For two years, a slew of some of the most radical electronic music ever made poured out of the bedrooms and studios of Britain’s cities. The combination of furious, anarchic rave energy, misuse of new technology and dazzling sophistication has arguably never been equalled – and its influence was everywhere, from more mainstream forms like trip-hop to the electronic avant-garde. But by the end of 1995, jungle was more or less over, replaced by its equally uptempo but slicker offspring, drum’n’bass, and its less manic first cousin, UK garage.
A few diehards maintained the aesthetic, but after that two-year heyday, it really only existed as a flavour once again – an influence in other sounds, a scene no more. However, that flavour proved extremely persistent. Over the decades there have been multiple waves of jungle revivalism, as various scenes from left-field electronica to dubstep and grime rediscovered the power of jungle’s rolling beats and bass. Now, as we noted in our 2021 guide to genres, its influence is felt more strongly than ever before.
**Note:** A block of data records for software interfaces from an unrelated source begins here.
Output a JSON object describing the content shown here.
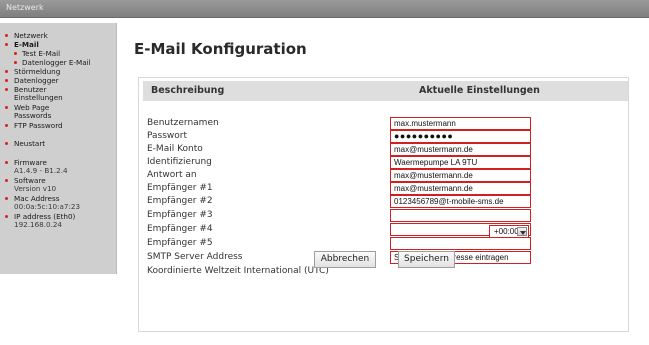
{
  "topbar": {
    "title": "Netzwerk"
  },
  "sidebar": {
    "items": [
      {
        "label": "Netzwerk"
      },
      {
        "label": "E-Mail"
      },
      {
        "label": "Test E-Mail"
      },
      {
        "label": "Datenlogger E-Mail"
      },
      {
        "label": "Störmeldung"
      },
      {
        "label": "Datenlogger"
      },
      {
        "label": "Benutzer",
        "label2": "Einstellungen"
      },
      {
        "label": "Web Page",
        "label2": "Passwords"
      },
      {
        "label": "FTP Password"
      },
      {
        "label": "Neustart"
      },
      {
        "label": "Firmware",
        "value": "A1.4.9 - B1.2.4"
      },
      {
        "label": "Software",
        "value": "Version v10"
      },
      {
        "label": "Mac Address",
        "value": "00:0a:5c:10:a7:23"
      },
      {
        "label": "IP address (Eth0)",
        "value": "192.168.0.24"
      }
    ]
  },
  "main": {
    "title": "E-Mail Konfiguration",
    "header": {
      "left": "Beschreibung",
      "right": "Aktuelle Einstellungen"
    },
    "rows": [
      {
        "label": "Benutzernamen",
        "value": "max.mustermann"
      },
      {
        "label": "Passwort",
        "value": "●●●●●●●●●●"
      },
      {
        "label": "E-Mail Konto",
        "value": "max@mustermann.de"
      },
      {
        "label": "Identifizierung",
        "value": "Waermepumpe LA 9TU"
      },
      {
        "label": "Antwort an",
        "value": "max@mustermann.de"
      },
      {
        "label": "Empfänger #1",
        "value": "max@mustermann.de"
      },
      {
        "label": "Empfänger #2",
        "value": "0123456789@t-mobile-sms.de"
      },
      {
        "label": "Empfänger #3",
        "value": ""
      },
      {
        "label": "Empfänger #4",
        "value": ""
      },
      {
        "label": "Empfänger #5",
        "value": ""
      },
      {
        "label": "SMTP Server Address",
        "value": "SMTP Server Adresse eintragen"
      }
    ],
    "timezone": {
      "label": "Koordinierte Weltzeit International (UTC)",
      "value": "+00:00"
    },
    "buttons": {
      "cancel": "Abbrechen",
      "save": "Speichern"
    }
  }
}
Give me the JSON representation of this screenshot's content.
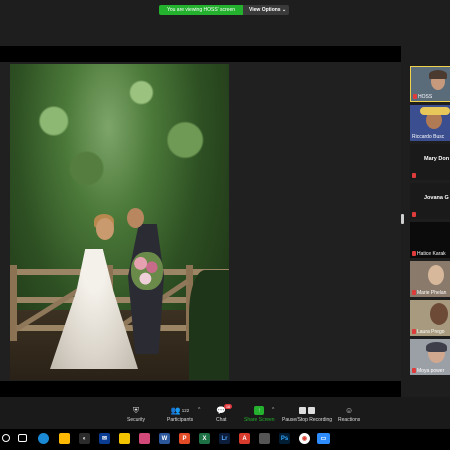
{
  "banner": {
    "message": "You are viewing HOSS' screen",
    "view_options": "View Options ⌄"
  },
  "gallery": {
    "participants": [
      {
        "name": "HOSS",
        "active": true
      },
      {
        "name": "Riccardo Busc"
      },
      {
        "name": "Mary Don",
        "video": false
      },
      {
        "name": "Jovana G",
        "video": false
      },
      {
        "name": "Hatice Karak"
      },
      {
        "name": "Marie Phelan"
      },
      {
        "name": "Laura Prego"
      },
      {
        "name": "Moya power"
      }
    ]
  },
  "toolbar": {
    "security": "Security",
    "participants": "Participants",
    "participants_count": "122",
    "chat": "Chat",
    "chat_badge": "16",
    "share_screen": "Share Screen",
    "pause_recording": "Pause/Stop Recording",
    "reactions": "Reactions"
  },
  "colors": {
    "accent_green": "#23b12e",
    "active_border": "#f0d34a",
    "badge_red": "#e0393e"
  }
}
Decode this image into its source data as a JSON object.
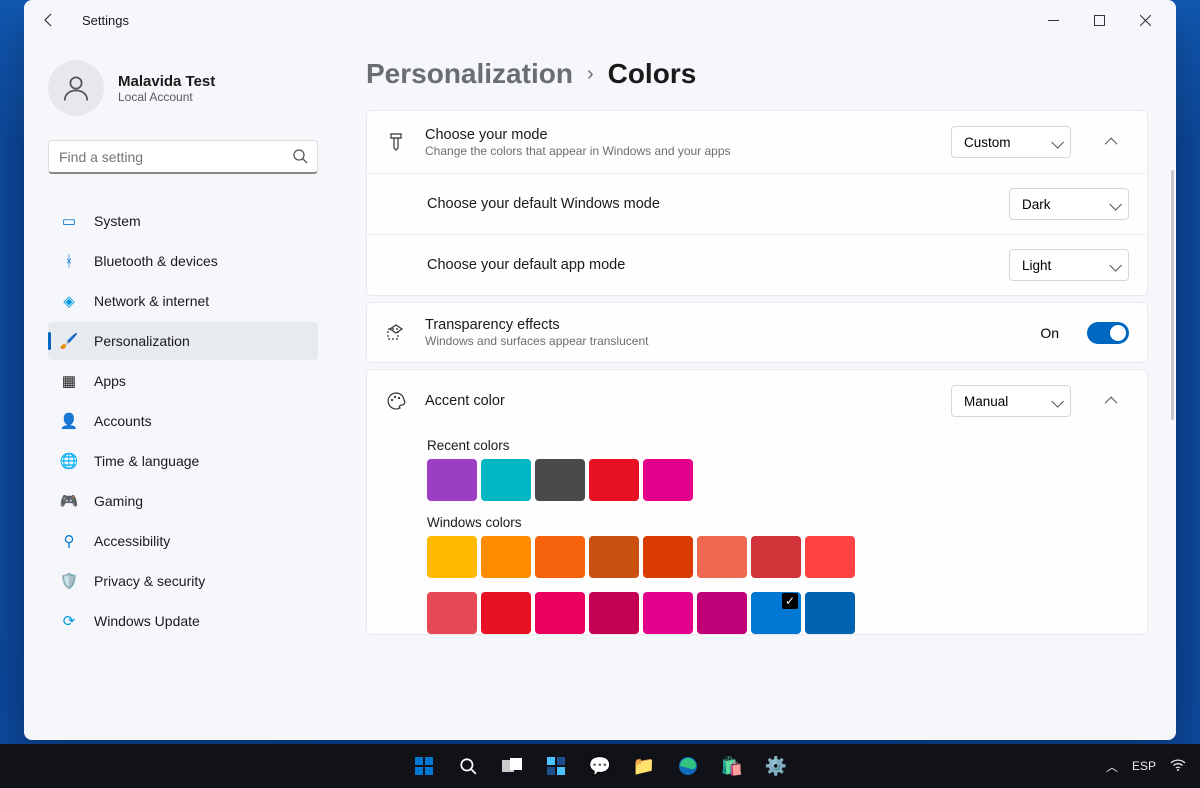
{
  "window": {
    "title": "Settings"
  },
  "user": {
    "name": "Malavida Test",
    "type": "Local Account"
  },
  "search": {
    "placeholder": "Find a setting"
  },
  "nav": {
    "items": [
      {
        "label": "System"
      },
      {
        "label": "Bluetooth & devices"
      },
      {
        "label": "Network & internet"
      },
      {
        "label": "Personalization"
      },
      {
        "label": "Apps"
      },
      {
        "label": "Accounts"
      },
      {
        "label": "Time & language"
      },
      {
        "label": "Gaming"
      },
      {
        "label": "Accessibility"
      },
      {
        "label": "Privacy & security"
      },
      {
        "label": "Windows Update"
      }
    ]
  },
  "breadcrumb": {
    "parent": "Personalization",
    "current": "Colors"
  },
  "mode": {
    "title": "Choose your mode",
    "sub": "Change the colors that appear in Windows and your apps",
    "value": "Custom",
    "windows_label": "Choose your default Windows mode",
    "windows_value": "Dark",
    "app_label": "Choose your default app mode",
    "app_value": "Light"
  },
  "transparency": {
    "title": "Transparency effects",
    "sub": "Windows and surfaces appear translucent",
    "state_label": "On"
  },
  "accent": {
    "title": "Accent color",
    "value": "Manual",
    "recent_label": "Recent colors",
    "recent": [
      "#9a3fc3",
      "#00b7c3",
      "#4a4a48",
      "#e81123",
      "#e3008c"
    ],
    "windows_label": "Windows colors",
    "windows_row1": [
      "#ffb900",
      "#ff8c00",
      "#f7630c",
      "#ca5010",
      "#da3b01",
      "#ef6950",
      "#d13438",
      "#ff4343"
    ],
    "windows_row2": [
      "#e74856",
      "#e81123",
      "#ea005e",
      "#c30052",
      "#e3008c",
      "#bf0077",
      "#0078d4",
      "#0063b1"
    ],
    "selected_index_row2": 6
  },
  "taskbar": {
    "lang": "ESP"
  }
}
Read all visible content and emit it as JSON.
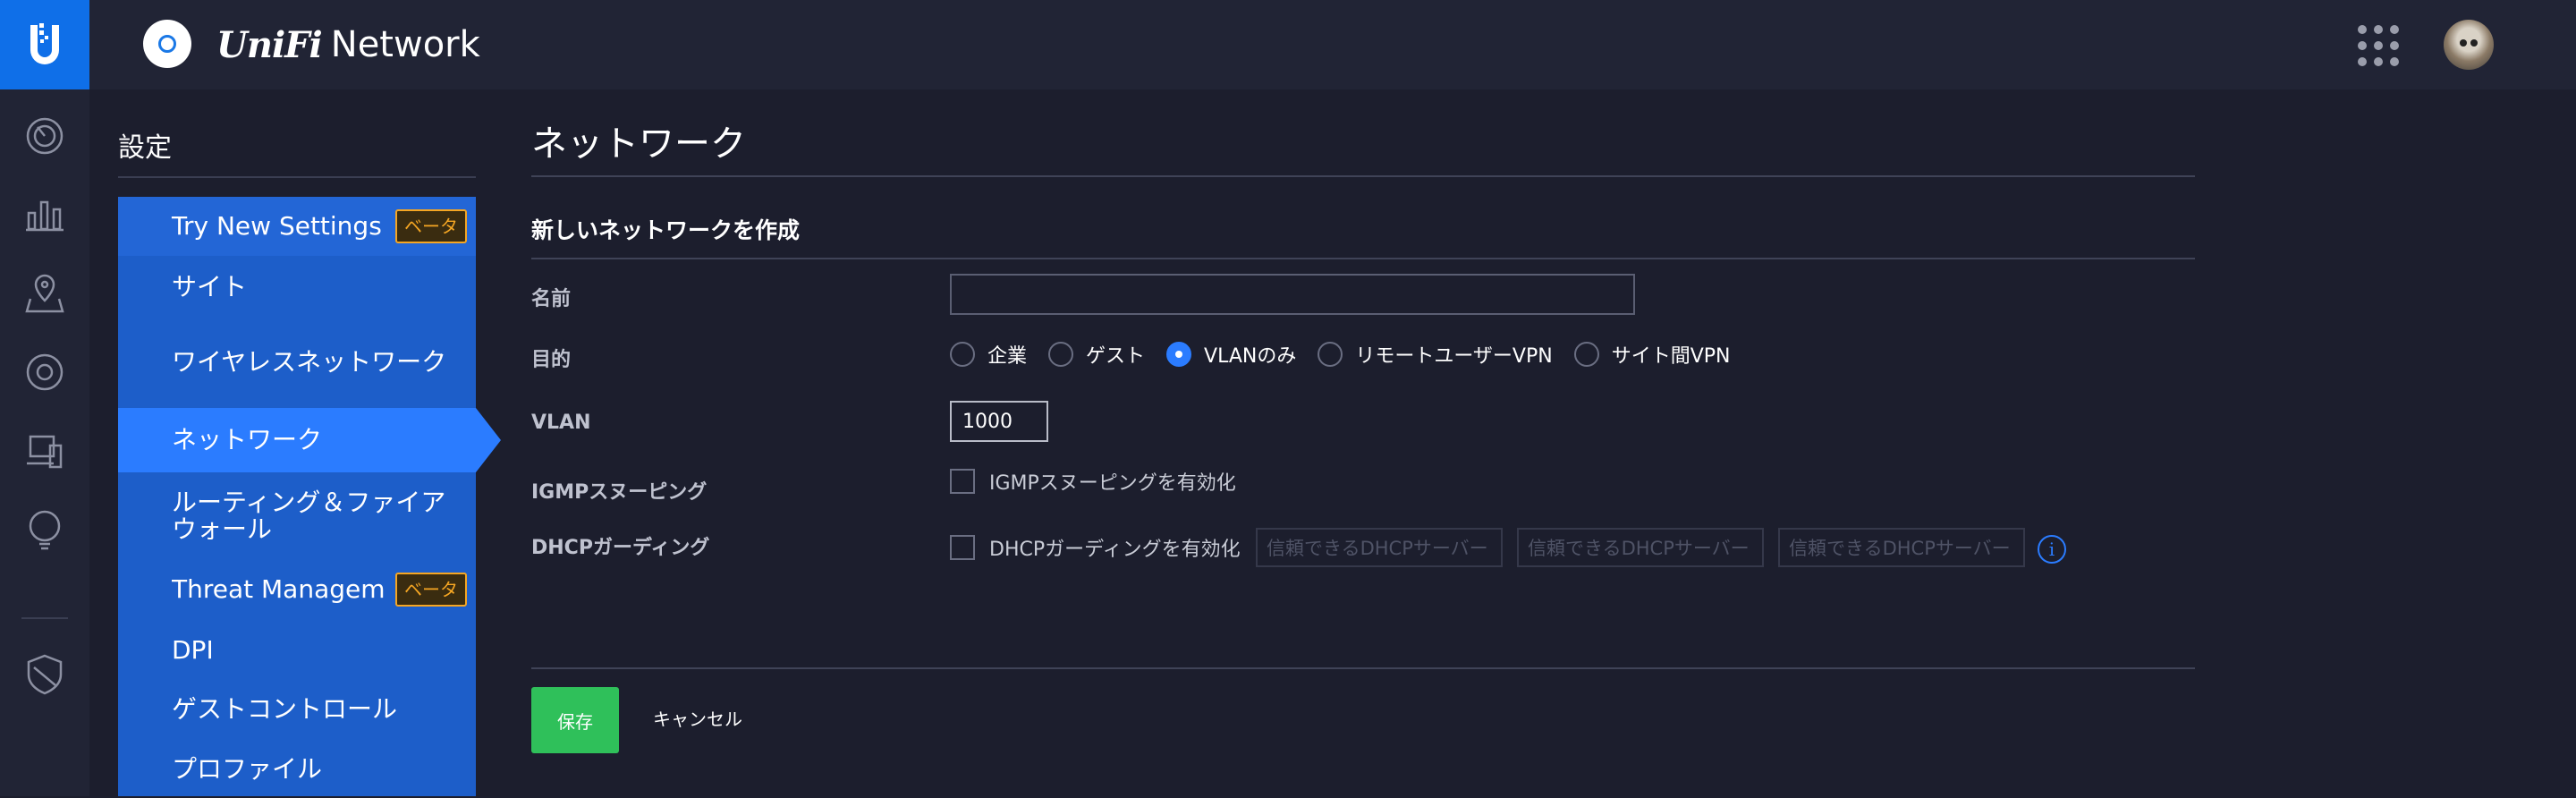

One of the most important DJs in the world right now is Sherelle, a Londoner whose sets elegantly weave together threads of rave history – with the complex hybridity of jungle holding everything together. The new London jazz generation which grew up on pirate radio is incorporating it, with the work of drummer/composer/producer Moses Boyd being the epitome. Big drum ’n’ bass names like Chase & Status, Breakage and High Contrast have been on the revivalist tip solidly for a couple of years. And producers from the “post dubstep” generation like Etch and Sully are pushing the sonics and rhythms of jungle into whole new shapes.
All together it makes for a heady stew, with the tropes of jungle appearing at a whole variety of tempos, and in everything from deranged, transgressive electronica to warm street soul. We’ve tried to join all these dots in our new playlist – from Moscow to Miami and Exeter to Estonia, these artists are coming from every possible type of scene and background, yet are bound together by the enduring power of that mad, magical period from 1993 to 1995.
Rave on to this playlist right now.
Cover Credit: Pim Myten / Unsplash
Writer | Joe Muggs
Joe Muggs is a writer, DJ and curator of many years standing, covering both mainstream and underground. His book 'Bass, Mids, Tops', covering decades of UK bass music, is out now via Strange Attractor / MIT Press, and you can subscribe to his newsletter at tinyletter.com/joemuggs.